    Interesting article indeed. What I'm most fascinated by though are individuals who are so committed to uphold the rights of all human beings, especially when it likely means they must re-evaluate their own choices and move to change their own personal buying habits as consumers.

    Using social media and technology in ways to educate and inspire others to not only become aware of issues - but to take a stand and advocate against human disrespect and disregard is awesome, innovative and of integrity. I applaud the efforts of Call+Response.

    If one is not aware of the facts about the prevalence of slavery in the 21st century - yes here in America, yes all around the world - this is a pretty easy way to become personally enlightened. And in enlightenment comes a gift with potentially tremendous impact.

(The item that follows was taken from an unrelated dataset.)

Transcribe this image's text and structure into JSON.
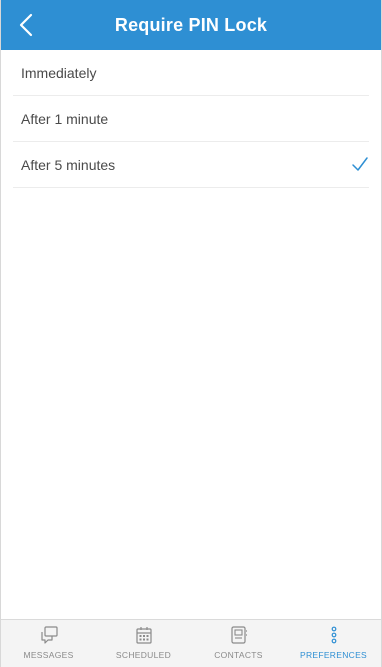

    When individuals become enlightened or more aware - it also becomes more challenging to out and out ignore the fact that someone has and is paying a mighty high price (their life) for all of us to have the conveniences and comforts many of us enjoy, myself included. The message I hear is a "Call to Action." It reinforces the message that I can. I can vote with my vote, my voice, my feet and my money. I can make a difference - and so can you.

    Thank you Ariel Schwartz and Fast Company for elevating and bringing light to this very important and devastating human issue.

  • Jeanne-Elise M Heydecker

    If you'd like more information on human trafficking and its effects here in the US and around the world, I encourage you to watch a documentary called "Not My Life" (www.notmylife.org). I watched it on CNN during a trip to Myanmar of all places and it was startling and effective. I've changed my buying habits, consume far less and actively question manufacturers on their sourcing and labor methods overseas. It's well worth the time spent.

  • Nettiebell7842

    Interesting comments.  I read the article and found it interesting as well.  Seems to promote anti-slavery attitude.  Not sure why the article or the use of slavery in it offensive states plainly the apps to make consumers conscience of it. 

  • sickened

    Are the two comments previously posted serious?!?!?! 

    1) How are you offended by their use of the word slave in this context?  Go look up the word in a dictionary!  Then, read the article again.  No need to be personally offended by the word.

    2) What does the fact you are white and from the south have anything to do with the awareness of this social justice issue this article focuses on? NOTHING!                                                       

    I could be wrong, but based on your comment, I assume your current geographical location and lack of education (due to a poor system and/or lack of effort on your part)  are the reason you need to work on proper grammar.

  • aturbocat

    You know this site is going to get all kinds of negetive talk because of the word SLAVE or SLAVES but it dont have an effect on me either way i'm white and from the south, I say FREEDOM of speech, just like MLK said freedom from slavery  .... LMAO
      

     

  • Tcuff1

    So I take it that you will continue to laugh your A off despite the fact that people of all colors, even children, are being kidnapped, raped, abused and forced to create the items you buy for enjoyment.
    You are right about one thing ~ Information like this is useless to us unless we do something about it. I'm going to use the info. to write articles for a newsletter that will reach about 38 different churches. I'll write my elected officials including the president and those who are running for the office. I'll present or have someone more informed than I to present a program to my church and others and invite anyone who wishes to attend. I will present them with plans of actions and get them started on it that day. That is just the beginning of what I'm going to do. I pray that many others will take action too. Don't let these atrocities continue.!

  • Marsack57

    DUDE this survey thing seems like a lot of work! Can i have my slaves do it for me!